Should you leave the Flat Rate Scheme?

I am an IT freelancer trading through my own company and am VAT registered currently on the flat rate scheme. I spend about £3,000 per year on business costs that have UK VAT included – would I be better off leaving the flat rate scheme? My income per year is roughly £60,000 +VAT and is all for UK clients.
VAT Schemes - Flat Rate Scheme


Answer May 2018


“Would I be better off leaving the flat rate scheme?”


This is a question we get asked quite often these days.

For those just starting out in business, let’s have a quick recap of VAT registration requirements.

In most cases (and we won’t go into the exceptions here), if your sales to UK customers exceed £85,000 per annum (the VAT registration threshold for 2018), you must register for VAT. You can register voluntarily if your sales are lower than this.

Once registered, you must charge your UK customers 20% VAT on top of your normal selling price.

This VAT is collected on behalf of HMRC and has to be reported and paid over to them on a VAT return.

Most VAT that you pay out on your business expenses can also be reported on your VAT return and is then deducted from the amount you pay to HMRC.

They will even refund VAT to you if you pay out more than you get in.

HMRC introduced the Flat Rate Scheme (FRS) for VAT in 2002. The object was to help small businesses by simplifying the process of accounting for VAT.

Basically, any business with a turnover below a certain level (currently £150,000) could join the scheme and, once in, could remain there provided its turnover didn’t go above the upper level (currently £230,000).

HMRC looked at each trade sector and estimated the average level of purchases a business in that sector would make in relation to sales.
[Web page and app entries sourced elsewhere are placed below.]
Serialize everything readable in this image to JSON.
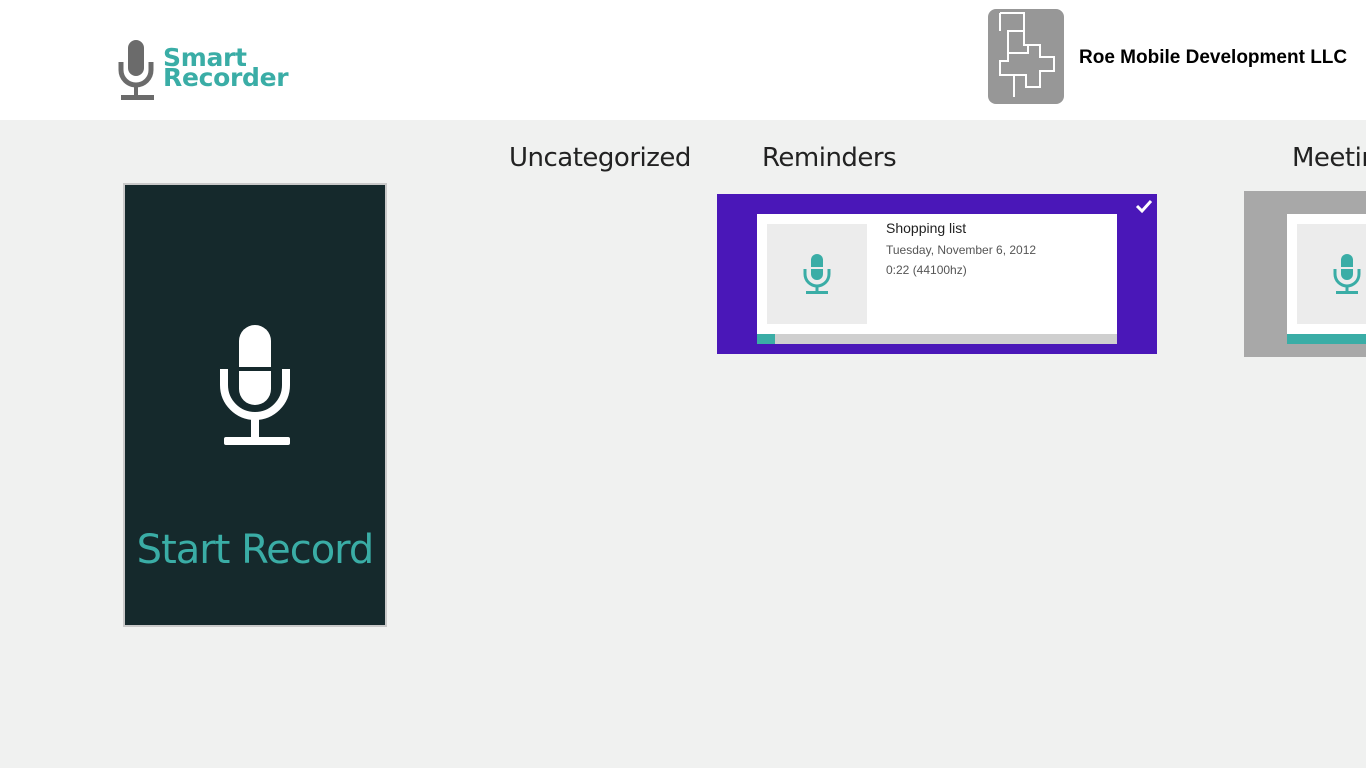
{
  "app": {
    "name_line1": "Smart",
    "name_line2": "Recorder"
  },
  "publisher": {
    "name": "Roe Mobile Development LLC"
  },
  "start_tile": {
    "label": "Start Record",
    "icon": "microphone-icon"
  },
  "groups": [
    {
      "title": "Uncategorized"
    },
    {
      "title": "Reminders"
    },
    {
      "title": "Meetin"
    }
  ],
  "recordings": [
    {
      "title": "Shopping list",
      "date": "Tuesday, November 6, 2012",
      "info": "0:22 (44100hz)",
      "progress": 0.05,
      "selected": true
    }
  ],
  "colors": {
    "accent": "#3aada6",
    "selected_card": "#4a17b8",
    "start_tile_bg": "#15292c",
    "background": "#f0f1f0"
  }
}
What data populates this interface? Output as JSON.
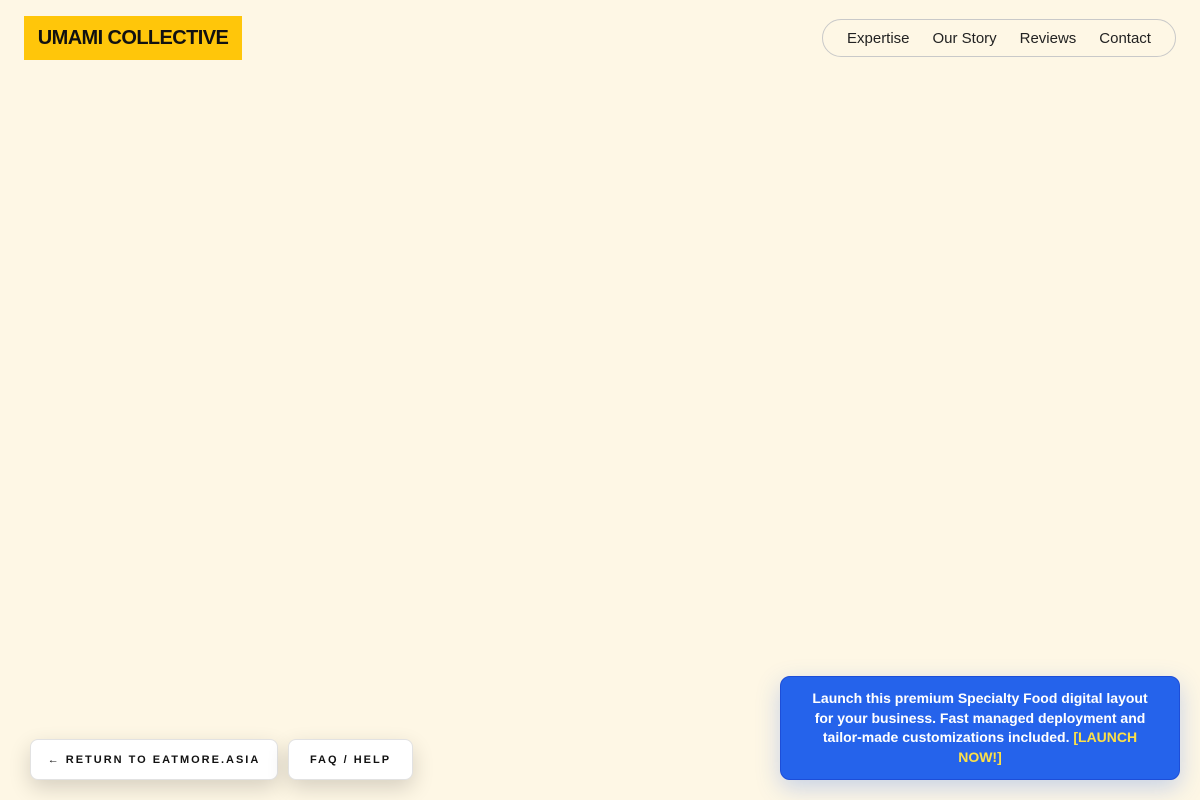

It then set a “Flat Rate Percentage” for the business sector.

The trader still charged his customers 20%, but when it came to preparing his VAT return, he simply had to multiply his gross sales receipts (including the 20% VAT) by his “Flat Rate Percentage” and report and pay over that amount of VAT to HMRC.

He no longer had to separate out and keep track of the VAT he incurred when making purchases for his business. The Flat rate for IT freelancers (computer and IT consultancy) is currently set @ 14.5%.

The scheme has proved very popular because many small businesses, including IT freelancers, have very few expenses, and have been making quite substantial savings by being on the Flat Rate Scheme.

Many businesses below the VAT registration have been encouraged to register for VAT voluntarily in order to take advantage of the “Flat Rate Savings” offered by HMRC.

This may have been HMRC’s intention all along but, as we know, all good things must come to an end.


VAT Flat Rate Scheme changes from 1 April 2017

With effect from 1 April 2017, HMRC introduced the notion of a “limited cost trader” and increased the Flat Rate for this category to 16.5%.

A business is a limited cost trader if its VAT inclusive expenditure on relevant goods is either:

  • less than 2% of the VAT flat rate turnover
  • greater than 2% of the VAT flat rate turnover but less than £1000 per year

One thing to be really careful of is that you have to check each VAT return to see if you are categorised as a limited cost trader or not – you could be a limited cost trader for one VAT period, and then back to your usual flat rate category for another.

HMRC have an online tool that you can use to check your status for each VAT return, see below for link:


With regards to what counts as relevant goods you can read HMRC’s guidance, section 4.6, HERE

Broadly, relevant goods excludes services, equipment purchases (unless for resale to customers as a normal part of the trade carried on) and food and drink.

The typical IT freelancer will be classed as a “limited cost trader” and so their Flat Rate Percentage has increased to 16.5%.

For more information on these flat rate scheme changes read our detailed article here.

Let’s look at your particular situation.

Just in case your £3,000 per year business costs are for relevant goods (which is unlikely), we’ll still include an example using the normal Flat Rate of 14.5%.

We’ll then compare this to the situation for a “limited cost trader” and also show what the situation would be if you were not on the Flat Rate Scheme. These examples include the effect of corporation tax (CT) because:

  1. Any Flat Rate Saving is added to your profit, and
  2. Because, if you’re recovering the VAT you pay out on expenses, the amount of expenses you set against your income excludes the VAT.

(These examples ignore non-vatable costs such as salaries, which do not impact the analysis)


flat rate vat calculations


So, in answer to your question, if you’re a limited cost trader, which the vast majority of freelancers and contractors will be, you would be better off by £308, if you left the flat rate scheme.

However you need to consider the savings alongside the simplification and reduced administration that the flat rate scheme offers and consider which is best for you.

Before you send your letter to HMRC requesting that you leave the scheme, a few cautionary notes:

  • If you leave the Flat Rate Scheme, you can’t re-join for 12 months.
  • To re-join, your turnover must be below £150,000, not the upper level of £230,000.
  • Your VAT returns will require more time and effort to prepare so, if you use a bookkeeper or accountant, check if they’ll be increasing the amount they charge you.
  • Think about whether your current pattern of business costs will continue.